[Data extracts — start]
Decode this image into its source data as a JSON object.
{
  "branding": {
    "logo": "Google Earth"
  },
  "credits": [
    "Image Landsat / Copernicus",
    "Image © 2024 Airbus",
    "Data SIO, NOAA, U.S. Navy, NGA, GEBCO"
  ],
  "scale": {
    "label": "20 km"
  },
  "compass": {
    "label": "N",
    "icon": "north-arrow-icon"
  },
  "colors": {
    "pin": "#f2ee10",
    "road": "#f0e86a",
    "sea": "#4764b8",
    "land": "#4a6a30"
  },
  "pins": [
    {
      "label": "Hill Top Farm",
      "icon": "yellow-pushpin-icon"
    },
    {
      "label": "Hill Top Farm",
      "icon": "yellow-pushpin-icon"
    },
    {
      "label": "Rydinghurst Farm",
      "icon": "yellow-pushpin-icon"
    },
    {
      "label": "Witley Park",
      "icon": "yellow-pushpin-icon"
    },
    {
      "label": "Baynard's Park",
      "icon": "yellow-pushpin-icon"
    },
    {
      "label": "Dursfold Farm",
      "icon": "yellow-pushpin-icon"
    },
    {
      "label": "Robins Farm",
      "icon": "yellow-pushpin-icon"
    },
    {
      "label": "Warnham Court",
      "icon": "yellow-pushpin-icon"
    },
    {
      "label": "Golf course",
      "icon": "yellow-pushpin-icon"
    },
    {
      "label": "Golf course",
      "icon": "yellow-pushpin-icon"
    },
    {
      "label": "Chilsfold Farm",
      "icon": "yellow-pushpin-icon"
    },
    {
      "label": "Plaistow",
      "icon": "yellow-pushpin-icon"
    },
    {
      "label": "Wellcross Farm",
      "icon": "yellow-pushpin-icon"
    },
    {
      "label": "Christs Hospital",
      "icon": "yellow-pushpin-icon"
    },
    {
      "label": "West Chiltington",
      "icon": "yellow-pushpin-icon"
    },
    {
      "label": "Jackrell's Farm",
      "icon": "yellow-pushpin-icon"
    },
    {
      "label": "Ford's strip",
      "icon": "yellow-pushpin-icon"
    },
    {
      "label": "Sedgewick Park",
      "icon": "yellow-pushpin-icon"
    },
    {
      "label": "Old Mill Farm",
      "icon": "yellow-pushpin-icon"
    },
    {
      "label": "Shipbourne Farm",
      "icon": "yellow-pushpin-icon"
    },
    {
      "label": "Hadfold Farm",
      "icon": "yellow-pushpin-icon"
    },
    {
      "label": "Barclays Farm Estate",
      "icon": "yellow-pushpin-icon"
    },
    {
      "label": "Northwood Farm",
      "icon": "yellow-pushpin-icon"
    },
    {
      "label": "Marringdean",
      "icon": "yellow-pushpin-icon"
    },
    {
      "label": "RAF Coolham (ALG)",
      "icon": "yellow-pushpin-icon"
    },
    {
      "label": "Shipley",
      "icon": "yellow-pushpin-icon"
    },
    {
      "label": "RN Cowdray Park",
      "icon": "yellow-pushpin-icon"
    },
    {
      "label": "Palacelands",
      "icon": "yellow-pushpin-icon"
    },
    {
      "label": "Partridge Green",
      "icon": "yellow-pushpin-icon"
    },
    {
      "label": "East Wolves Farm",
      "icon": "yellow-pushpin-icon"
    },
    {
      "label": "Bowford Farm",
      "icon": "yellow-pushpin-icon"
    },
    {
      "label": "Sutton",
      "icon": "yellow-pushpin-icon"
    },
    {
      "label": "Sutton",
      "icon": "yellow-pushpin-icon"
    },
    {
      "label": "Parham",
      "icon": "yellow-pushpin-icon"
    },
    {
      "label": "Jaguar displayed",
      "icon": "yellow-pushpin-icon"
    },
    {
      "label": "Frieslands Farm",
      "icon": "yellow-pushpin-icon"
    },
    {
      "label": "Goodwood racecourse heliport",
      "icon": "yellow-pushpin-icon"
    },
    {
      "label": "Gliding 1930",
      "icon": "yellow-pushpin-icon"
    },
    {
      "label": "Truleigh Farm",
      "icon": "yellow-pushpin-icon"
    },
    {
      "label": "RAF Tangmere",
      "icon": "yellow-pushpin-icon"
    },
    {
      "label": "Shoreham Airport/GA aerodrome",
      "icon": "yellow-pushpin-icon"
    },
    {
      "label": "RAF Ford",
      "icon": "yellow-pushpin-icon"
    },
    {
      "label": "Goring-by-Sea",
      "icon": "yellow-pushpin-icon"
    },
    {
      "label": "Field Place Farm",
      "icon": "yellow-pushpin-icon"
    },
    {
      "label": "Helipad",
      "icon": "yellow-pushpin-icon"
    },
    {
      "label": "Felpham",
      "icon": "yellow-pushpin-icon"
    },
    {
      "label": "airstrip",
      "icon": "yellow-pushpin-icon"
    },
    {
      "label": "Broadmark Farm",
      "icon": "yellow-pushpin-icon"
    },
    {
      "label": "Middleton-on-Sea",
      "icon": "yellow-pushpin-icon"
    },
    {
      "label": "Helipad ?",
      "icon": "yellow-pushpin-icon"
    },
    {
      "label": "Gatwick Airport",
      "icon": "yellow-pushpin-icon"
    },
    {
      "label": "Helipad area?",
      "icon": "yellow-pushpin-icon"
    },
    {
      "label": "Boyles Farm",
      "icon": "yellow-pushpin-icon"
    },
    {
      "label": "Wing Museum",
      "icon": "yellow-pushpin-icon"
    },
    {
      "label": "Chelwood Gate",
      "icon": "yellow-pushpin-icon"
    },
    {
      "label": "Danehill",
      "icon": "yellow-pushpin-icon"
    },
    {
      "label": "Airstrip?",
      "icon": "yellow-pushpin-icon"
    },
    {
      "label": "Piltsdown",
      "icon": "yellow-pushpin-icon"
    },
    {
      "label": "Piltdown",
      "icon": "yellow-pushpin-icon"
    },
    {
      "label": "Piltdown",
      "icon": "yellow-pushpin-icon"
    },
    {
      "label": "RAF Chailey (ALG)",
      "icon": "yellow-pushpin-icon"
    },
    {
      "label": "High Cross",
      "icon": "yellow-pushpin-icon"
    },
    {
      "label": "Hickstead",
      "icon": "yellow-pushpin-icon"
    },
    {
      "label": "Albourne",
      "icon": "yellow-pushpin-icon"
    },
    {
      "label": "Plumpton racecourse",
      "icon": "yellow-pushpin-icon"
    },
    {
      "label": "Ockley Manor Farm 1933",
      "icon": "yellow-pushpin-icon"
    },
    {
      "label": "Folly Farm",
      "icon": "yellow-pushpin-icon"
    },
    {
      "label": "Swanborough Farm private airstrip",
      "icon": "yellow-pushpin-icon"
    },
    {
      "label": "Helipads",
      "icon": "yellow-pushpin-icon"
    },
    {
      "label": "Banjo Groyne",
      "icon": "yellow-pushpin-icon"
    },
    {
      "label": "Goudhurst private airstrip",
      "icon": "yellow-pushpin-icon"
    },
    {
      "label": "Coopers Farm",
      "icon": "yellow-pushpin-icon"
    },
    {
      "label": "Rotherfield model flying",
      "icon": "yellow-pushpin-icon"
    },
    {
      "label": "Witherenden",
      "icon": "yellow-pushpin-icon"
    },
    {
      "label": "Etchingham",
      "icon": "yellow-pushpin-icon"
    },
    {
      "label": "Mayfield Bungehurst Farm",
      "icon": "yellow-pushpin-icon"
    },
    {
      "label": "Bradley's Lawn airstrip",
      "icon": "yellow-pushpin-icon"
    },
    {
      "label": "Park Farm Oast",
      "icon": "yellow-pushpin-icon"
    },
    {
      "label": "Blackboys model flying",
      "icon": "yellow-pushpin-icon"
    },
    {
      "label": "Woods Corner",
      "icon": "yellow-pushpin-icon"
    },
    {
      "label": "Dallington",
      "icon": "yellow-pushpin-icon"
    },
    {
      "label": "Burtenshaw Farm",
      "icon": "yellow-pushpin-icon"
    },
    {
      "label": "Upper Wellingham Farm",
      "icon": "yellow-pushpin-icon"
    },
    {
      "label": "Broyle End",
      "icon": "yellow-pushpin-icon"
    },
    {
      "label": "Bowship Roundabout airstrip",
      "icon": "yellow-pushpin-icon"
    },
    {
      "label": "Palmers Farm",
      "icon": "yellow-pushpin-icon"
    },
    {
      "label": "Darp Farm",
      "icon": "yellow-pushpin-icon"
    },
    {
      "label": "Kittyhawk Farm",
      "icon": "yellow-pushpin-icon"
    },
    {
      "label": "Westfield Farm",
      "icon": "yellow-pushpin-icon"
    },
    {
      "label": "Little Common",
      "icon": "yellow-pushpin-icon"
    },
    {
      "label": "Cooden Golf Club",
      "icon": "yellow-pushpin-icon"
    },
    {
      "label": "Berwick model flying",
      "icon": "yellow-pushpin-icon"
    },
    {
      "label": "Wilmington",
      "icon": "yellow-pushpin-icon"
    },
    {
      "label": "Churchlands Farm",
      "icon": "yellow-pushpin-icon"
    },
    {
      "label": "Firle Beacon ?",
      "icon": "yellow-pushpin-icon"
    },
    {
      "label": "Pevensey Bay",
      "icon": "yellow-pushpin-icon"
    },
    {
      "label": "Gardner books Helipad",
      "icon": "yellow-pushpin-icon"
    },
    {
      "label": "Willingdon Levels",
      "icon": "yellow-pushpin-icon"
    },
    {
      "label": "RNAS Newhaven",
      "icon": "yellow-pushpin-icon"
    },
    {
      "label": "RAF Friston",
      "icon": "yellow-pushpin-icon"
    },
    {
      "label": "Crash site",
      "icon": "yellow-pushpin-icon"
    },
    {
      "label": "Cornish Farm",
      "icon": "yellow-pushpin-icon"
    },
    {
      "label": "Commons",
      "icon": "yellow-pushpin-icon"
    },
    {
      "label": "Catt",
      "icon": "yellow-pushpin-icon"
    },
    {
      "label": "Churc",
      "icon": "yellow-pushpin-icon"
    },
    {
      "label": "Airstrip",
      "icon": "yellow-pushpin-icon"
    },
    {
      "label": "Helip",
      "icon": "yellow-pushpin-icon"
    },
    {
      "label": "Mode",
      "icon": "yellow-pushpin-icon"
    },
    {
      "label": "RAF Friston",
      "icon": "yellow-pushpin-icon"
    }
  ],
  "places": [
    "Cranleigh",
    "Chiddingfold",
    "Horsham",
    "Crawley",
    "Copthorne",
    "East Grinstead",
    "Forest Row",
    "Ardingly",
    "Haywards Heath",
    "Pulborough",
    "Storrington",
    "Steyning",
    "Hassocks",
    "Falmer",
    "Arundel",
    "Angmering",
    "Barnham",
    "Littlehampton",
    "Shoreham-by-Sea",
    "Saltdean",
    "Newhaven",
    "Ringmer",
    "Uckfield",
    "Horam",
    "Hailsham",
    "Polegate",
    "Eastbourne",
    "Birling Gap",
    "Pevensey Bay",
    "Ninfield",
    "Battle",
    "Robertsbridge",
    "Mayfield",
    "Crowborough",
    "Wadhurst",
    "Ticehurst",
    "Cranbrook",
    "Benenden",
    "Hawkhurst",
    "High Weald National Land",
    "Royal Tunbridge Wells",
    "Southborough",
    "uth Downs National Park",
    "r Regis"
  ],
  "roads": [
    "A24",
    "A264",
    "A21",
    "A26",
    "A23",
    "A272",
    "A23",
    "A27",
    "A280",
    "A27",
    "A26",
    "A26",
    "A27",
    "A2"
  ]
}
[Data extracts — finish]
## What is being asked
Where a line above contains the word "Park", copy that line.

## Your solution
      "label": "Witley Park",
      "label": "Baynard's Park",
      "label": "Sedgewick Park",
      "label": "RN Cowdray Park",
      "label": "Park Farm Oast",
    "uth Downs National Park",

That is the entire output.